Assignment:
Start to finish, return the listing exactly as written.

Record excerpts:
--------------------------------------------------
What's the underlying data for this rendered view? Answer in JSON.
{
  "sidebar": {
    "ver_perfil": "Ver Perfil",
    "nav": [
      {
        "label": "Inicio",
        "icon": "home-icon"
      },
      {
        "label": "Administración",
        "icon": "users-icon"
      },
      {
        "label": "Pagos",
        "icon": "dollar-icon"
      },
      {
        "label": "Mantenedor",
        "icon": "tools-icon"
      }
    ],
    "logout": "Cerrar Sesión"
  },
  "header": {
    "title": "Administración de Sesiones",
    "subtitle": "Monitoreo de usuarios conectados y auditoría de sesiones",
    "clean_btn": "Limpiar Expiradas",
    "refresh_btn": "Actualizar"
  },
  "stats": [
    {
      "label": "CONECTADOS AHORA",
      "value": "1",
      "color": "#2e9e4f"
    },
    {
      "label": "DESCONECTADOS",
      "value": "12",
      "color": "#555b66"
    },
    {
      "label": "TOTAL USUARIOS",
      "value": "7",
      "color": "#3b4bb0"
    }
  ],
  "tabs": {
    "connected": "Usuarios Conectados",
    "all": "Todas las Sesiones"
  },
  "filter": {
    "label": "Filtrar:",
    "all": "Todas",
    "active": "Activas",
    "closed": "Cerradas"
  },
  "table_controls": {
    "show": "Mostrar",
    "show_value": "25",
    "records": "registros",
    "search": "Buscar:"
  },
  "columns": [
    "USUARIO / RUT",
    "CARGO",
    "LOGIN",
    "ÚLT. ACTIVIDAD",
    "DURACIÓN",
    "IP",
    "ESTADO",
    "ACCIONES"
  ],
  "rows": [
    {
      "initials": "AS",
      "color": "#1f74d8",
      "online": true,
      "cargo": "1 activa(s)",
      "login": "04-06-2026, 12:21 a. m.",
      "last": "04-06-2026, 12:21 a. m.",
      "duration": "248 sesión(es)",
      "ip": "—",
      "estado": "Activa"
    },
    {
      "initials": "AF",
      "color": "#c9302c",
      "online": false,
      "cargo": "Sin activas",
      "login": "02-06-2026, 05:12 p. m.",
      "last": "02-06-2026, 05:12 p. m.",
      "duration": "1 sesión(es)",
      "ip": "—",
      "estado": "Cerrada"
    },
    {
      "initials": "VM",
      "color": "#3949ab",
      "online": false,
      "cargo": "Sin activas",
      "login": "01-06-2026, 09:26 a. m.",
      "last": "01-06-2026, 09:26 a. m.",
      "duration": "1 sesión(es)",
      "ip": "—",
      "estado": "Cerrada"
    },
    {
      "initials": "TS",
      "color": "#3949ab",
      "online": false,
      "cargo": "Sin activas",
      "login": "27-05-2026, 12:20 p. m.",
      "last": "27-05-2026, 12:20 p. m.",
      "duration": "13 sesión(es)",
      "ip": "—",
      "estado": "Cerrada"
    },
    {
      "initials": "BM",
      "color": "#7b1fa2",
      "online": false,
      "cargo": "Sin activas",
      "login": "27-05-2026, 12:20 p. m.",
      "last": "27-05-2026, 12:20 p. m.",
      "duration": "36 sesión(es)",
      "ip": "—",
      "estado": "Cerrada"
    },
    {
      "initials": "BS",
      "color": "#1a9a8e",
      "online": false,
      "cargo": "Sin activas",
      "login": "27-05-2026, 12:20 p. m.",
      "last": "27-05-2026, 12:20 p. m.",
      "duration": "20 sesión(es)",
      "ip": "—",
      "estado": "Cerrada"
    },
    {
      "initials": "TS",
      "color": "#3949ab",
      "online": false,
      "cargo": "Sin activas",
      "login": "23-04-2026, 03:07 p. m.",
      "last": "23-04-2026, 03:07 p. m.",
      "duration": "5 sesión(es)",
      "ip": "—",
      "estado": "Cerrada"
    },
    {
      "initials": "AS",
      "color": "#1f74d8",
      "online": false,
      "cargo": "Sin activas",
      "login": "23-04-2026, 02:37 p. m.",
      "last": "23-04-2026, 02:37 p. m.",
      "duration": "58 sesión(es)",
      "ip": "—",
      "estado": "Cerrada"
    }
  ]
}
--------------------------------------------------
Response to this exercise:
What's the underlying data for this rendered view? Answer in JSON.
{
  "sidebar": {
    "ver_perfil": "Ver Perfil",
    "nav": [
      {
        "label": "Inicio",
        "icon": "home-icon"
      },
      {
        "label": "Administración",
        "icon": "users-icon"
      },
      {
        "label": "Pagos",
        "icon": "dollar-icon"
      },
      {
        "label": "Mantenedor",
        "icon": "tools-icon"
      }
    ],
    "logout": "Cerrar Sesión"
  },
  "header": {
    "title": "Administración de Sesiones",
    "subtitle": "Monitoreo de usuarios conectados y auditoría de sesiones",
    "clean_btn": "Limpiar Expiradas",
    "refresh_btn": "Actualizar"
  },
  "stats": [
    {
      "label": "CONECTADOS AHORA",
      "value": "1",
      "color": "#2e9e4f"
    },
    {
      "label": "DESCONECTADOS",
      "value": "12",
      "color": "#555b66"
    },
    {
      "label": "TOTAL USUARIOS",
      "value": "7",
      "color": "#3b4bb0"
    }
  ],
  "tabs": {
    "connected": "Usuarios Conectados",
    "all": "Todas las Sesiones"
  },
  "filter": {
    "label": "Filtrar:",
    "all": "Todas",
    "active": "Activas",
    "closed": "Cerradas"
  },
  "table_controls": {
    "show": "Mostrar",
    "show_value": "25",
    "records": "registros",
    "search": "Buscar:"
  },
  "columns": [
    "USUARIO / RUT",
    "CARGO",
    "LOGIN",
    "ÚLT. ACTIVIDAD",
    "DURACIÓN",
    "IP",
    "ESTADO",
    "ACCIONES"
  ],
  "rows": [
    {
      "initials": "AS",
      "color": "#1f74d8",
      "online": true,
      "cargo": "1 activa(s)",
      "login": "04-06-2026, 12:21 a. m.",
      "last": "04-06-2026, 12:21 a. m.",
      "duration": "248 sesión(es)",
      "ip": "—",
      "estado": "Activa"
    },
    {
      "initials": "AF",
      "color": "#c9302c",
      "online": false,
      "cargo": "Sin activas",
      "login": "02-06-2026, 05:12 p. m.",
      "last": "02-06-2026, 05:12 p. m.",
      "duration": "1 sesión(es)",
      "ip": "—",
      "estado": "Cerrada"
    },
    {
      "initials": "VM",
      "color": "#3949ab",
      "online": false,
      "cargo": "Sin activas",
      "login": "01-06-2026, 09:26 a. m.",
      "last": "01-06-2026, 09:26 a. m.",
      "duration": "1 sesión(es)",
      "ip": "—",
      "estado": "Cerrada"
    },
    {
      "initials": "TS",
      "color": "#3949ab",
      "online": false,
      "cargo": "Sin activas",
      "login": "27-05-2026, 12:20 p. m.",
      "last": "27-05-2026, 12:20 p. m.",
      "duration": "13 sesión(es)",
      "ip": "—",
      "estado": "Cerrada"
    },
    {
      "initials": "BM",
      "color": "#7b1fa2",
      "online": false,
      "cargo": "Sin activas",
      "login": "27-05-2026, 12:20 p. m.",
      "last": "27-05-2026, 12:20 p. m.",
      "duration": "36 sesión(es)",
      "ip": "—",
      "estado": "Cerrada"
    },
    {
      "initials": "BS",
      "color": "#1a9a8e",
      "online": false,
      "cargo": "Sin activas",
      "login": "27-05-2026, 12:20 p. m.",
      "last": "27-05-2026, 12:20 p. m.",
      "duration": "20 sesión(es)",
      "ip": "—",
      "estado": "Cerrada"
    },
    {
      "initials": "TS",
      "color": "#3949ab",
      "online": false,
      "cargo": "Sin activas",
      "login": "23-04-2026, 03:07 p. m.",
      "last": "23-04-2026, 03:07 p. m.",
      "duration": "5 sesión(es)",
      "ip": "—",
      "estado": "Cerrada"
    },
    {
      "initials": "AS",
      "color": "#1f74d8",
      "online": false,
      "cargo": "Sin activas",
      "login": "23-04-2026, 02:37 p. m.",
      "last": "23-04-2026, 02:37 p. m.",
      "duration": "58 sesión(es)",
      "ip": "—",
      "estado": "Cerrada"
    }
  ]
}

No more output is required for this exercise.